(TASK PROMPT): Search the data below, and report every line in which "username" occurs.

** Opening DATA FOR THIS EXERCISE block **

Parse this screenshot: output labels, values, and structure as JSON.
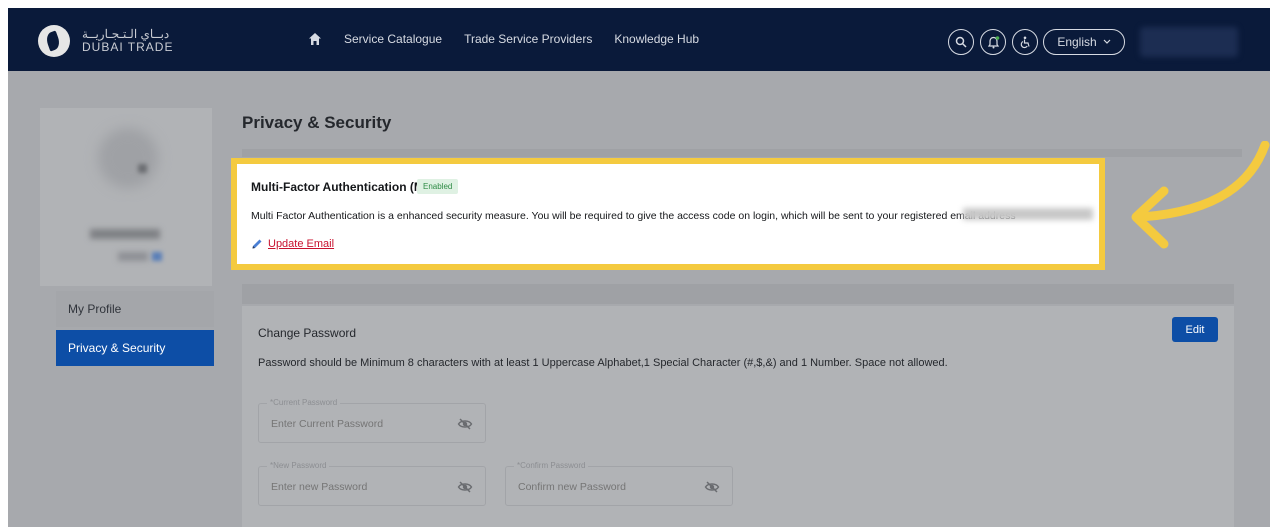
{
  "header": {
    "logo_arabic": "دبــاي الـتـجـاريــة",
    "logo_english": "DUBAI TRADE",
    "nav": [
      "Service Catalogue",
      "Trade Service Providers",
      "Knowledge Hub"
    ],
    "language": "English"
  },
  "sidebar": {
    "items": [
      {
        "label": "My Profile"
      },
      {
        "label": "Privacy & Security"
      }
    ]
  },
  "main": {
    "title": "Privacy & Security",
    "mfa": {
      "title": "Multi-Factor Authentication (MFA)",
      "badge": "Enabled",
      "description": "Multi Factor Authentication is a enhanced security measure. You will be required to give the access code on login, which will be sent to your registered email address",
      "update_label": "Update Email"
    },
    "password": {
      "title": "Change Password",
      "edit_label": "Edit",
      "rule": "Password should be Minimum 8 characters with at least 1 Uppercase Alphabet,1 Special Character (#,$,&) and 1 Number. Space not allowed.",
      "current_label": "*Current Password",
      "current_placeholder": "Enter Current Password",
      "new_label": "*New Password",
      "new_placeholder": "Enter new Password",
      "confirm_label": "*Confirm Password",
      "confirm_placeholder": "Confirm new Password"
    }
  },
  "colors": {
    "header_bg": "#0a1a3a",
    "accent_blue": "#0d4ea6",
    "highlight_yellow": "#f4ca3f",
    "link_red": "#c8102e",
    "badge_green": "#2e8b45"
  }
}
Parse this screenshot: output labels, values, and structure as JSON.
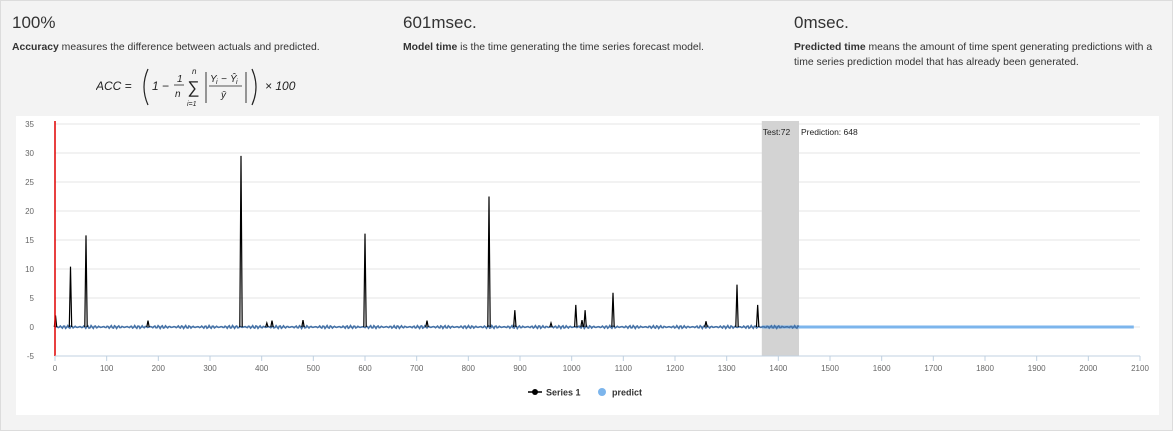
{
  "metrics": {
    "accuracy": {
      "value": "100%",
      "term": "Accuracy",
      "description": " measures the difference between actuals and predicted."
    },
    "model_time": {
      "value": "601msec.",
      "term": "Model time",
      "description": " is the time generating the time series forecast model."
    },
    "predicted_time": {
      "value": "0msec.",
      "term": "Predicted time",
      "description": " means the amount of time spent generating predictions with a time series prediction model that has already been generated."
    }
  },
  "formula": {
    "lhs": "ACC =",
    "rhs": "× 100"
  },
  "chart_data": {
    "type": "line",
    "xlim": [
      0,
      2100
    ],
    "ylim": [
      -5,
      35
    ],
    "x_ticks": [
      0,
      100,
      200,
      300,
      400,
      500,
      600,
      700,
      800,
      900,
      1000,
      1100,
      1200,
      1300,
      1400,
      1500,
      1600,
      1700,
      1800,
      1900,
      2000,
      2100
    ],
    "y_ticks": [
      35,
      30,
      25,
      20,
      15,
      10,
      5,
      0,
      -5
    ],
    "grid": true,
    "red_marker_x": 0,
    "test_band": {
      "x_start": 1368,
      "x_end": 1440,
      "label": "Test:72",
      "prediction_label": "Prediction: 648"
    },
    "series": [
      {
        "name": "Series 1",
        "color": "#000000",
        "spikes": [
          {
            "x": 1,
            "y": 2
          },
          {
            "x": 30,
            "y": 10.4
          },
          {
            "x": 60,
            "y": 15.8
          },
          {
            "x": 180,
            "y": 1.1
          },
          {
            "x": 360,
            "y": 29.5
          },
          {
            "x": 410,
            "y": 0.7
          },
          {
            "x": 420,
            "y": 1.1
          },
          {
            "x": 480,
            "y": 1.2
          },
          {
            "x": 600,
            "y": 16.1
          },
          {
            "x": 720,
            "y": 1.1
          },
          {
            "x": 840,
            "y": 22.5
          },
          {
            "x": 890,
            "y": 2.9
          },
          {
            "x": 960,
            "y": 0.7
          },
          {
            "x": 1008,
            "y": 3.8
          },
          {
            "x": 1020,
            "y": 1.2
          },
          {
            "x": 1026,
            "y": 2.9
          },
          {
            "x": 1080,
            "y": 5.9
          },
          {
            "x": 1260,
            "y": 1.0
          },
          {
            "x": 1320,
            "y": 7.3
          },
          {
            "x": 1360,
            "y": 3.8
          }
        ],
        "baseline": 0,
        "x_end": 1440
      },
      {
        "name": "predict",
        "color": "#7cb5ec",
        "x_start": 1368,
        "x_end": 2088,
        "y": 0
      }
    ],
    "legend": "bottom-center"
  },
  "colors": {
    "series_black": "#000000",
    "series_blue": "#4572a7",
    "predict": "#7cb5ec",
    "red_marker": "#e00000",
    "band": "#d3d3d3"
  }
}
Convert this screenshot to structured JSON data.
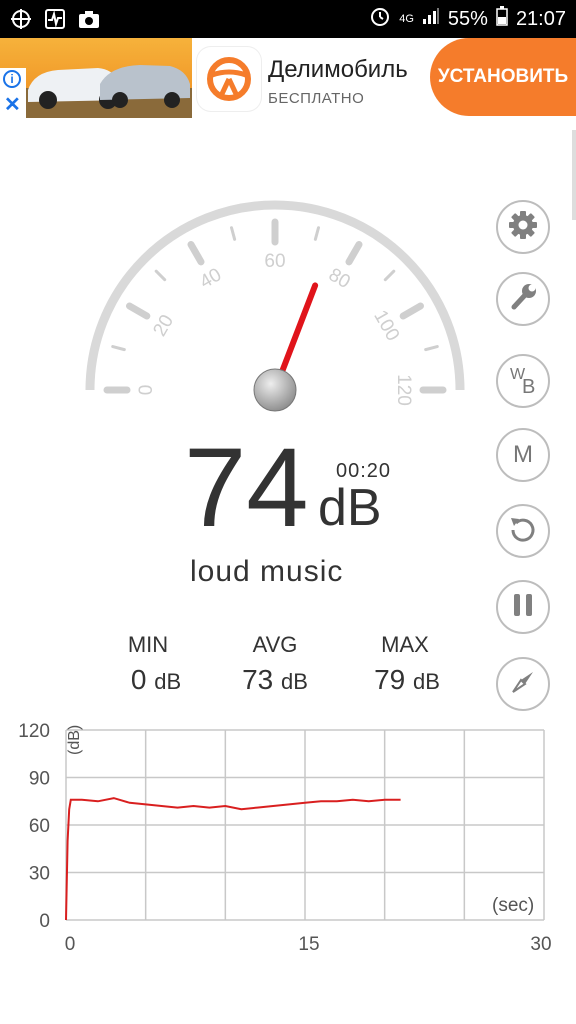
{
  "status_bar": {
    "battery": "55%",
    "time": "21:07",
    "network": "4G"
  },
  "ad": {
    "title": "Делимобиль",
    "subtitle": "БЕСПЛАТНО",
    "cta": "УСТАНОВИТЬ",
    "info_glyph": "i",
    "close_glyph": "✕"
  },
  "gauge": {
    "ticks": [
      "0",
      "20",
      "40",
      "60",
      "80",
      "100",
      "120"
    ],
    "value": 74,
    "max": 120
  },
  "reading": {
    "value": "74",
    "unit": "dB",
    "timer": "00:20",
    "description": "loud music"
  },
  "stats": {
    "min_label": "MIN",
    "min_value": "0",
    "avg_label": "AVG",
    "avg_value": "73",
    "max_label": "MAX",
    "max_value": "79",
    "unit": "dB"
  },
  "side_buttons": {
    "wb_w": "W",
    "wb_b": "B",
    "m": "M"
  },
  "colors": {
    "accent": "#f57c2b",
    "needle": "#e0141b",
    "trace": "#d91f1f"
  },
  "chart_data": {
    "type": "line",
    "ylabel": "(dB)",
    "xlabel": "(sec)",
    "ylim": [
      0,
      120
    ],
    "xlim": [
      0,
      30
    ],
    "yticks": [
      "120",
      "90",
      "60",
      "30",
      "0"
    ],
    "xticks": [
      "0",
      "15",
      "30"
    ],
    "grid": true,
    "series": [
      {
        "x": [
          0,
          0.1,
          0.2,
          0.3,
          1,
          2,
          3,
          4,
          5,
          6,
          7,
          8,
          9,
          10,
          11,
          12,
          13,
          14,
          15,
          16,
          17,
          18,
          19,
          20,
          21
        ],
        "values": [
          0,
          50,
          70,
          76,
          76,
          75,
          77,
          74,
          73,
          72,
          71,
          72,
          71,
          72,
          70,
          71,
          72,
          73,
          74,
          75,
          75,
          76,
          75,
          76,
          76
        ]
      }
    ]
  }
}
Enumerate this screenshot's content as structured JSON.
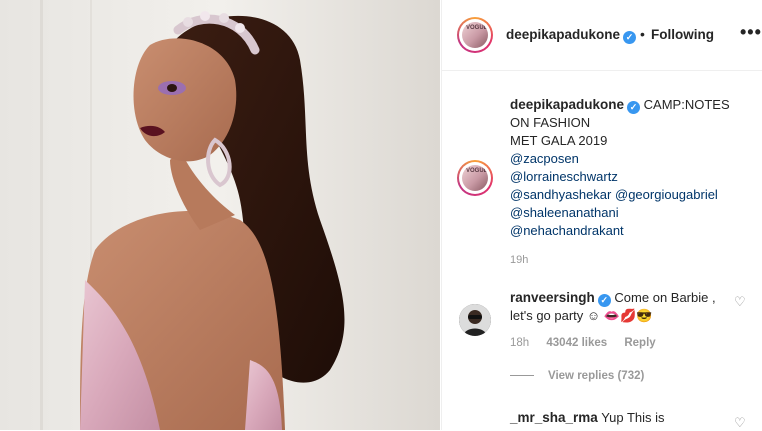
{
  "post": {
    "username": "deepikapadukone",
    "following_label": "Following",
    "more_label": "•••",
    "dot": "•",
    "verified_glyph": "✓"
  },
  "avatar": {
    "logo_text": "VOGUE"
  },
  "caption": {
    "username": "deepikapadukone",
    "line1": "CAMP:NOTES",
    "line2": "ON FASHION",
    "line3": "MET GALA 2019",
    "mentions": [
      "@zacposen",
      "@lorraineschwartz"
    ],
    "mention_row_a": "@sandhyashekar",
    "mention_row_b": "@georgiougabriel",
    "mentions_after": [
      "@shaleenanathani",
      "@nehachandrakant"
    ],
    "time": "19h"
  },
  "comments": [
    {
      "username": "ranveersingh",
      "text": "Come on Barbie , let's go party ☺ 👄💋😎",
      "time": "18h",
      "likes": "43042 likes",
      "reply": "Reply",
      "view_replies": "View replies (732)"
    },
    {
      "username": "_mr_sha_rma",
      "text": "Yup This is"
    }
  ],
  "icons": {
    "heart": "♡"
  },
  "colors": {
    "link": "#003569",
    "verified": "#3897f0",
    "muted": "#999999"
  }
}
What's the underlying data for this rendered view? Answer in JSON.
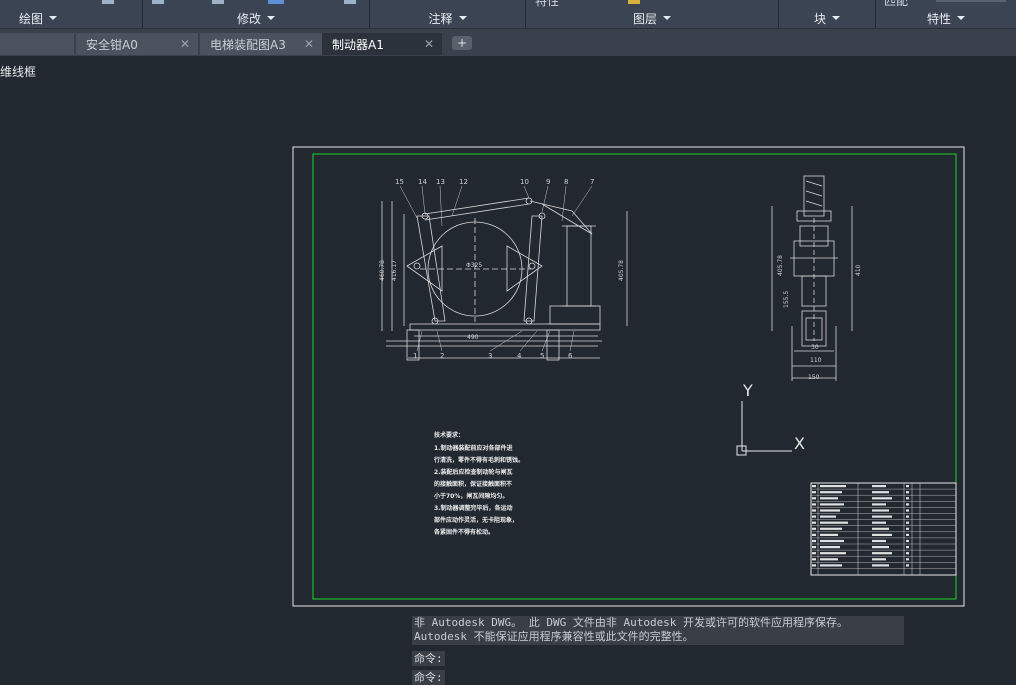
{
  "ribbon": {
    "top_fragments": [
      "特性",
      "匹配"
    ],
    "panels": [
      {
        "label": "绘图"
      },
      {
        "label": "修改"
      },
      {
        "label": "注释"
      },
      {
        "label": "图层"
      },
      {
        "label": "块"
      },
      {
        "label": "特性"
      }
    ]
  },
  "tabs": [
    {
      "label": "安全钳A0",
      "active": false
    },
    {
      "label": "电梯装配图A3",
      "active": false
    },
    {
      "label": "制动器A1",
      "active": true
    }
  ],
  "viewport": {
    "label": "维线框"
  },
  "drawing": {
    "top_view_callouts": [
      "15",
      "14",
      "13",
      "12",
      "10",
      "9",
      "8",
      "7"
    ],
    "bottom_view_callouts": [
      "1",
      "2",
      "3",
      "4",
      "5",
      "6"
    ],
    "dimensions": [
      "Φ325",
      "460.78",
      "416.17",
      "405.78",
      "490",
      "405.78",
      "410",
      "155.5",
      "30",
      "110",
      "150"
    ],
    "technical_notes": [
      "技术要求：",
      "1.制动器装配前应对各部件进",
      "行清洗，零件不得有毛刺和锈蚀。",
      "2.装配后应检查制动轮与闸瓦",
      "的接触面积，保证接触面积不",
      "小于70%，闸瓦间隙均匀。",
      "3.制动器调整完毕后，各运动",
      "部件应动作灵活，无卡阻现象，",
      "各紧固件不得有松动。"
    ],
    "ucs": {
      "y_label": "Y",
      "x_label": "X"
    }
  },
  "command_line": {
    "warning_line1": "非 Autodesk DWG。 此 DWG 文件由非 Autodesk 开发或许可的软件应用程序保存。",
    "warning_line2": "Autodesk 不能保证应用程序兼容性或此文件的完整性。",
    "prompts": [
      "命令:",
      "命令:"
    ]
  }
}
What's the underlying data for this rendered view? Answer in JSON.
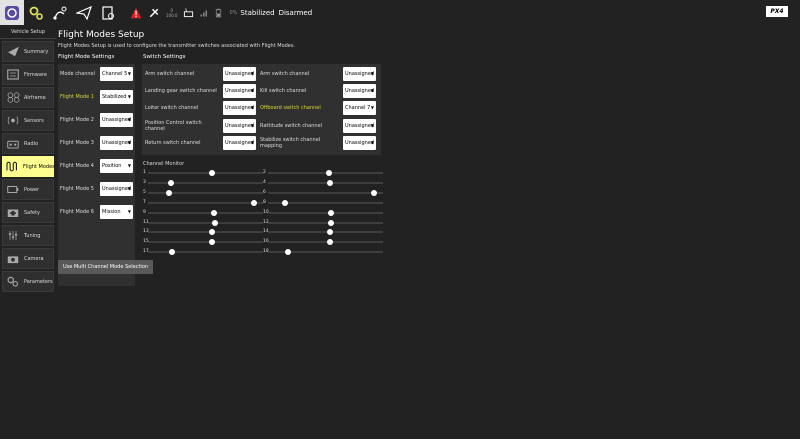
{
  "toolbar": {
    "flight_mode": "Stabilized",
    "armed_state": "Disarmed",
    "gps_count": "0",
    "gps_hdop": "100.0",
    "logo": "PX4"
  },
  "sidebar": {
    "header": "Vehicle Setup",
    "items": [
      {
        "label": "Summary"
      },
      {
        "label": "Firmware"
      },
      {
        "label": "Airframe"
      },
      {
        "label": "Sensors"
      },
      {
        "label": "Radio"
      },
      {
        "label": "Flight Modes"
      },
      {
        "label": "Power"
      },
      {
        "label": "Safety"
      },
      {
        "label": "Tuning"
      },
      {
        "label": "Camera"
      },
      {
        "label": "Parameters"
      }
    ]
  },
  "page": {
    "title": "Flight Modes Setup",
    "description": "Flight Modes Setup is used to configure the transmitter switches associated with Flight Modes.",
    "fm_section": "Flight Mode Settings",
    "sw_section": "Switch Settings",
    "cm_section": "Channel Monitor",
    "multi_button": "Use Multi Channel Mode Selection"
  },
  "flight_modes": {
    "rows": [
      {
        "label": "Mode channel",
        "value": "Channel 5"
      },
      {
        "label": "Flight Mode 1",
        "value": "Stabilized"
      },
      {
        "label": "Flight Mode 2",
        "value": "Unassigned"
      },
      {
        "label": "Flight Mode 3",
        "value": "Unassigned"
      },
      {
        "label": "Flight Mode 4",
        "value": "Position"
      },
      {
        "label": "Flight Mode 5",
        "value": "Unassigned"
      },
      {
        "label": "Flight Mode 6",
        "value": "Mission"
      }
    ]
  },
  "switches": {
    "left": [
      {
        "label": "Arm switch channel",
        "value": "Unassigned"
      },
      {
        "label": "Landing gear switch channel",
        "value": "Unassigned"
      },
      {
        "label": "Loiter switch channel",
        "value": "Unassigned"
      },
      {
        "label": "Position Control switch channel",
        "value": "Unassigned"
      },
      {
        "label": "Return switch channel",
        "value": "Unassigned"
      }
    ],
    "right": [
      {
        "label": "Arm switch channel",
        "value": "Unassigned"
      },
      {
        "label": "Kill switch channel",
        "value": "Unassigned"
      },
      {
        "label": "Offboard switch channel",
        "value": "Channel 7"
      },
      {
        "label": "Rattitude switch channel",
        "value": "Unassigned"
      },
      {
        "label": "Stabilize switch channel mapping",
        "value": "Unassigned"
      }
    ]
  },
  "channels": {
    "left": [
      {
        "num": "1",
        "level": 0.56
      },
      {
        "num": "3",
        "level": 0.2
      },
      {
        "num": "5",
        "level": 0.18
      },
      {
        "num": "7",
        "level": 0.92
      },
      {
        "num": "9",
        "level": 0.57
      },
      {
        "num": "11",
        "level": 0.58
      },
      {
        "num": "13",
        "level": 0.56
      },
      {
        "num": "15",
        "level": 0.56
      },
      {
        "num": "17",
        "level": 0.21
      }
    ],
    "right": [
      {
        "num": "2",
        "level": 0.53
      },
      {
        "num": "4",
        "level": 0.54
      },
      {
        "num": "6",
        "level": 0.92
      },
      {
        "num": "8",
        "level": 0.15
      },
      {
        "num": "10",
        "level": 0.55
      },
      {
        "num": "12",
        "level": 0.55
      },
      {
        "num": "14",
        "level": 0.54
      },
      {
        "num": "16",
        "level": 0.54
      },
      {
        "num": "18",
        "level": 0.17
      }
    ]
  }
}
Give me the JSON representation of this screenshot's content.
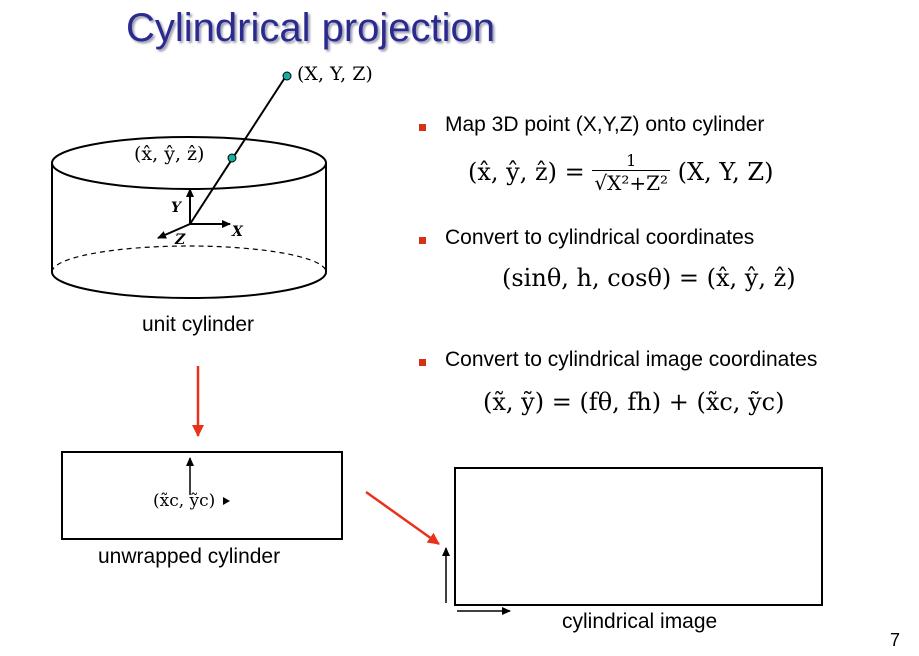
{
  "slide": {
    "title": "Cylindrical projection",
    "page_number": "7"
  },
  "bullets": [
    {
      "text": "Map 3D point (X,Y,Z) onto cylinder"
    },
    {
      "text": "Convert to cylindrical coordinates"
    },
    {
      "text": "Convert to cylindrical image coordinates"
    }
  ],
  "equations": {
    "eq1_lhs": "(x̂, ŷ, ẑ) =",
    "eq1_num": "1",
    "eq1_den": "√X²+Z²",
    "eq1_rhs": "(X, Y, Z)",
    "eq2": "(sinθ, h, cosθ) = (x̂, ŷ, ẑ)",
    "eq3": "(x̃, ỹ) = (fθ, fh) + (x̃c, ỹc)"
  },
  "diagram": {
    "point_label": "(X, Y, Z)",
    "proj_label": "(x̂, ŷ, ẑ)",
    "axis_x": "X",
    "axis_y": "Y",
    "axis_z": "Z",
    "cylinder_caption": "unit cylinder",
    "center_label": "(x̃c, ỹc)",
    "unwrapped_caption": "unwrapped cylinder",
    "image_caption": "cylindrical image"
  },
  "colors": {
    "title": "#2b2b8f",
    "bullet": "#d43212",
    "arrow_red": "#e8321a",
    "point": "#16b0a0"
  }
}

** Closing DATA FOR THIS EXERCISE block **

(WRITTEN REPLY):
    "username": "deepikapadukone",
    "username": "deepikapadukone",
      "username": "ranveersingh",
      "username": "_mr_sha_rma",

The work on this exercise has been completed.